IF THERE’S one thing would-be authors could stand to learn from Chitra Banerjee Divakaruni’s 20- year literary career, it’s her uncanny ability to churn out products. Her latest novel, One Amazing Thing, revisits the fundamentals of the Divakaruni method: invoke a sense of exuberant melodrama and shameless sentimentality unencumbered by the likes of subtlety or understatement — with an almost bewildering efficiency. Before they can even realise it, readers are dosed with enough bite-sized bromides to stun a horse.
Taking an ambitious cue from The Canterbury Tales, Divakaruni recasts the pilgrims as nine men and women trapped in an Indian visa office in the US after an earthquake brings the building down around them — two south Indian immigrants in their 30s or 40s, two young Indo-Americans, an Indo-Chinese grandmother-granddaughter duo, a WASPy couple in their 70s, and one black man. To keep their spirits up as the hope of rescue dims, they tell each other “one amazing thing” about their lives.

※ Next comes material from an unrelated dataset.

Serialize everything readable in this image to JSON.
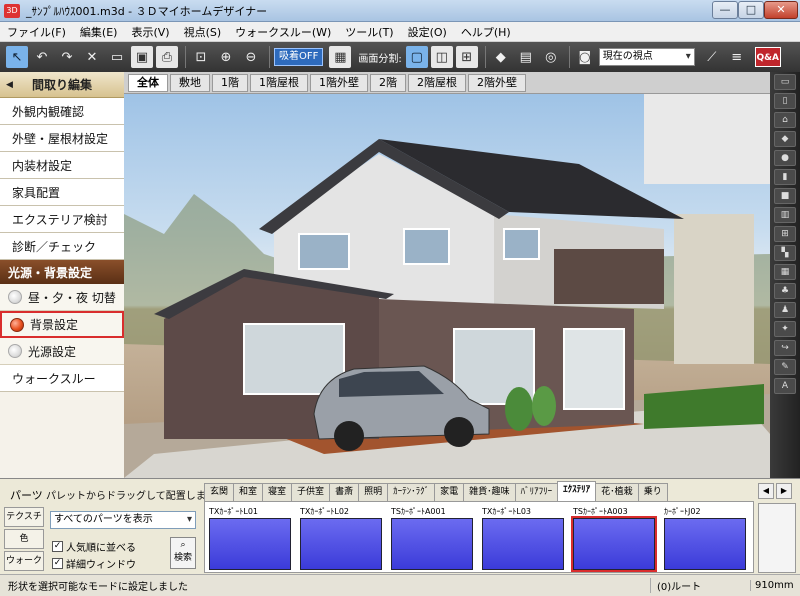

Though a clever conceit rendered skillfully, the characters are steamrolled paper-thin and the prevailing sensibility is that of the author’s own voice telling somebody else’s story. That Cameron — the black army veteran from an inner-city ghetto struggling to face up to a life-altering decision he took as a young man — sounds no different from Malathi, a sari-clad ex-beauty salon worker from Coimbatore now working as an office assistant, is confounding and inexplicable.
After a promising build-up, the characters’ uninspired ‘amazing things’ are doubly disappointing — angry young Muslim Tariq’s flirtation with the hardline is simply the product of post-9/11 anti-Islam paranoia; Jiang, the Indiaborn grandmother, fled Kolkata amid anti-China sentiments during the 1962 Sino- Indian War and her family handed over to a US-bound professional, who she learnt to love and eventually had children with; the unstable Mrs Pritchett has developed an antidepressant addiction and attempted suicide because she felt her husband didn’t love her enough.
This parade of monotony dressed up in worn platitudes is a frustrating dead end: Divakaruni has something interesting to say about the scars of personal experience — and how age and perception affect one’s understanding of life-changing moments — but remains silent. Her reluctance to complicate the narrative framework, offering easy truisms instead, is frustrating and undercuts any momentum the book threatens to build up — Mr Pritchett’s troubled childhood, for example.
The rapidfire pacing races through the story, as if it can’t wait to get to the end. Somewhere along the line, it forgets where it even began — that’s when some might begin to hope for a final aftershock to shake some life back into this workmanlike effort.